◆ MATERIAL TO PROCESS ◆
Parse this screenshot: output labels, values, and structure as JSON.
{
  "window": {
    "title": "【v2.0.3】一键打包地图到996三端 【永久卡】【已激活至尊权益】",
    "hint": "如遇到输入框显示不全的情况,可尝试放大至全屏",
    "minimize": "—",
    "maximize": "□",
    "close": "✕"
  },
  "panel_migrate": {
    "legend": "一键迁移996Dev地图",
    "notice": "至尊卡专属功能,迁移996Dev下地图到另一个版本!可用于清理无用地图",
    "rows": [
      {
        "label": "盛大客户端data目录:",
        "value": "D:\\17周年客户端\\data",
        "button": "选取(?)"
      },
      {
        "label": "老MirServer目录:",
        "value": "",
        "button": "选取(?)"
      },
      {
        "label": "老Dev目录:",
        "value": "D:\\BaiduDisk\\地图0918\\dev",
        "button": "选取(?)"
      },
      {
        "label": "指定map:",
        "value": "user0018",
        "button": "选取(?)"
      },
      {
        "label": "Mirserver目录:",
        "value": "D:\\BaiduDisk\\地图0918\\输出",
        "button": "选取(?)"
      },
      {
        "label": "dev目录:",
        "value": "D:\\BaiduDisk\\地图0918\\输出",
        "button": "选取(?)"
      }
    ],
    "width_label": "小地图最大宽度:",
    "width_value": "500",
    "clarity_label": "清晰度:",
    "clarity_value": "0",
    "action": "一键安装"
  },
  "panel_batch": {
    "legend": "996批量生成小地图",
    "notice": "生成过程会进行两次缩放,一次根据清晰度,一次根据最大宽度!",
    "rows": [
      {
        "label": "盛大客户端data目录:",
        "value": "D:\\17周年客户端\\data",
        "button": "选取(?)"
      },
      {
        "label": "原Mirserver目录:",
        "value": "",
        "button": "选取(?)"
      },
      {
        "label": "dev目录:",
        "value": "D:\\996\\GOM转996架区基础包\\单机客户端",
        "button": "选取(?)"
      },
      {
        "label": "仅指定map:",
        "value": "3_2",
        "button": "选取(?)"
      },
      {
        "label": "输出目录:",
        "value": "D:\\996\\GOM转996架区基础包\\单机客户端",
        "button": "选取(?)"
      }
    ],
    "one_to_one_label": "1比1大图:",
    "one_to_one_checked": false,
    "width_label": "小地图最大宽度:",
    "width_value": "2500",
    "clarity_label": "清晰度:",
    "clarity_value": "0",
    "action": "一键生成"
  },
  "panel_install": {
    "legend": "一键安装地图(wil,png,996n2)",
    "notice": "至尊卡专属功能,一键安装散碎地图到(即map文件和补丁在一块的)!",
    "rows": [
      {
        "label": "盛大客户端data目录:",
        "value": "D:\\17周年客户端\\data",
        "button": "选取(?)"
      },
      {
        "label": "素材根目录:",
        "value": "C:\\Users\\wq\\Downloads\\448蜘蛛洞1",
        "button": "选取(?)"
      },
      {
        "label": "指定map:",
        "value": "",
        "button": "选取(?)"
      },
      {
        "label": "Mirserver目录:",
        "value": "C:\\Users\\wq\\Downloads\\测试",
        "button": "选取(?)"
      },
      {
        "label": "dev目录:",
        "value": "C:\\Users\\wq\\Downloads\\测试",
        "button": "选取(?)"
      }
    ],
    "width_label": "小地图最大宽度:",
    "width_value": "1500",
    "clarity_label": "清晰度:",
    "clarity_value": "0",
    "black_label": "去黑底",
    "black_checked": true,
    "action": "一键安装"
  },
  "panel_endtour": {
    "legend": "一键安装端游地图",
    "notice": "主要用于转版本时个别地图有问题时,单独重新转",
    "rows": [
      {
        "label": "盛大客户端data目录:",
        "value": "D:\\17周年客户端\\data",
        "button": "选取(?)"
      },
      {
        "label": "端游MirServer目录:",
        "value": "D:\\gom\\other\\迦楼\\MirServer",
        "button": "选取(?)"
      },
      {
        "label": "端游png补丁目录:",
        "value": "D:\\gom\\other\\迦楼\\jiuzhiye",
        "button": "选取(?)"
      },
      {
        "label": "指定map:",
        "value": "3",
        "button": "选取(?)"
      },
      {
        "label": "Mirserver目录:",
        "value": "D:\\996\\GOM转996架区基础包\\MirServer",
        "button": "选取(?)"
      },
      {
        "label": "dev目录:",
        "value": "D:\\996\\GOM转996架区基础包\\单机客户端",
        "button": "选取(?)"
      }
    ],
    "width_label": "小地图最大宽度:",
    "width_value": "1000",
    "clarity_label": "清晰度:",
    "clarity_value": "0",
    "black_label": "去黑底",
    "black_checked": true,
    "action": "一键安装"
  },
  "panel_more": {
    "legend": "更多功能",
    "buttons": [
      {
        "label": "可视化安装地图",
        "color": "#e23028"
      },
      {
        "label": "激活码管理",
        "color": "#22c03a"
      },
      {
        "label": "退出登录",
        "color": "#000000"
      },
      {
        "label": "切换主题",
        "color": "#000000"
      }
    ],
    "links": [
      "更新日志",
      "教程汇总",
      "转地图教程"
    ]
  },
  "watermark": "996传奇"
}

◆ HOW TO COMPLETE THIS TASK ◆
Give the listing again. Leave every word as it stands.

◆ ANSWER FOR THIS EXERCISE ◆
Parse this screenshot: output labels, values, and structure as JSON.
{
  "window": {
    "title": "【v2.0.3】一键打包地图到996三端 【永久卡】【已激活至尊权益】",
    "hint": "如遇到输入框显示不全的情况,可尝试放大至全屏",
    "minimize": "—",
    "maximize": "□",
    "close": "✕"
  },
  "panel_migrate": {
    "legend": "一键迁移996Dev地图",
    "notice": "至尊卡专属功能,迁移996Dev下地图到另一个版本!可用于清理无用地图",
    "rows": [
      {
        "label": "盛大客户端data目录:",
        "value": "D:\\17周年客户端\\data",
        "button": "选取(?)"
      },
      {
        "label": "老MirServer目录:",
        "value": "",
        "button": "选取(?)"
      },
      {
        "label": "老Dev目录:",
        "value": "D:\\BaiduDisk\\地图0918\\dev",
        "button": "选取(?)"
      },
      {
        "label": "指定map:",
        "value": "user0018",
        "button": "选取(?)"
      },
      {
        "label": "Mirserver目录:",
        "value": "D:\\BaiduDisk\\地图0918\\输出",
        "button": "选取(?)"
      },
      {
        "label": "dev目录:",
        "value": "D:\\BaiduDisk\\地图0918\\输出",
        "button": "选取(?)"
      }
    ],
    "width_label": "小地图最大宽度:",
    "width_value": "500",
    "clarity_label": "清晰度:",
    "clarity_value": "0",
    "action": "一键安装"
  },
  "panel_batch": {
    "legend": "996批量生成小地图",
    "notice": "生成过程会进行两次缩放,一次根据清晰度,一次根据最大宽度!",
    "rows": [
      {
        "label": "盛大客户端data目录:",
        "value": "D:\\17周年客户端\\data",
        "button": "选取(?)"
      },
      {
        "label": "原Mirserver目录:",
        "value": "",
        "button": "选取(?)"
      },
      {
        "label": "dev目录:",
        "value": "D:\\996\\GOM转996架区基础包\\单机客户端",
        "button": "选取(?)"
      },
      {
        "label": "仅指定map:",
        "value": "3_2",
        "button": "选取(?)"
      },
      {
        "label": "输出目录:",
        "value": "D:\\996\\GOM转996架区基础包\\单机客户端",
        "button": "选取(?)"
      }
    ],
    "one_to_one_label": "1比1大图:",
    "one_to_one_checked": false,
    "width_label": "小地图最大宽度:",
    "width_value": "2500",
    "clarity_label": "清晰度:",
    "clarity_value": "0",
    "action": "一键生成"
  },
  "panel_install": {
    "legend": "一键安装地图(wil,png,996n2)",
    "notice": "至尊卡专属功能,一键安装散碎地图到(即map文件和补丁在一块的)!",
    "rows": [
      {
        "label": "盛大客户端data目录:",
        "value": "D:\\17周年客户端\\data",
        "button": "选取(?)"
      },
      {
        "label": "素材根目录:",
        "value": "C:\\Users\\wq\\Downloads\\448蜘蛛洞1",
        "button": "选取(?)"
      },
      {
        "label": "指定map:",
        "value": "",
        "button": "选取(?)"
      },
      {
        "label": "Mirserver目录:",
        "value": "C:\\Users\\wq\\Downloads\\测试",
        "button": "选取(?)"
      },
      {
        "label": "dev目录:",
        "value": "C:\\Users\\wq\\Downloads\\测试",
        "button": "选取(?)"
      }
    ],
    "width_label": "小地图最大宽度:",
    "width_value": "1500",
    "clarity_label": "清晰度:",
    "clarity_value": "0",
    "black_label": "去黑底",
    "black_checked": true,
    "action": "一键安装"
  },
  "panel_endtour": {
    "legend": "一键安装端游地图",
    "notice": "主要用于转版本时个别地图有问题时,单独重新转",
    "rows": [
      {
        "label": "盛大客户端data目录:",
        "value": "D:\\17周年客户端\\data",
        "button": "选取(?)"
      },
      {
        "label": "端游MirServer目录:",
        "value": "D:\\gom\\other\\迦楼\\MirServer",
        "button": "选取(?)"
      },
      {
        "label": "端游png补丁目录:",
        "value": "D:\\gom\\other\\迦楼\\jiuzhiye",
        "button": "选取(?)"
      },
      {
        "label": "指定map:",
        "value": "3",
        "button": "选取(?)"
      },
      {
        "label": "Mirserver目录:",
        "value": "D:\\996\\GOM转996架区基础包\\MirServer",
        "button": "选取(?)"
      },
      {
        "label": "dev目录:",
        "value": "D:\\996\\GOM转996架区基础包\\单机客户端",
        "button": "选取(?)"
      }
    ],
    "width_label": "小地图最大宽度:",
    "width_value": "1000",
    "clarity_label": "清晰度:",
    "clarity_value": "0",
    "black_label": "去黑底",
    "black_checked": true,
    "action": "一键安装"
  },
  "panel_more": {
    "legend": "更多功能",
    "buttons": [
      {
        "label": "可视化安装地图",
        "color": "#e23028"
      },
      {
        "label": "激活码管理",
        "color": "#22c03a"
      },
      {
        "label": "退出登录",
        "color": "#000000"
      },
      {
        "label": "切换主题",
        "color": "#000000"
      }
    ],
    "links": [
      "更新日志",
      "教程汇总",
      "转地图教程"
    ]
  },
  "watermark": "996传奇"
}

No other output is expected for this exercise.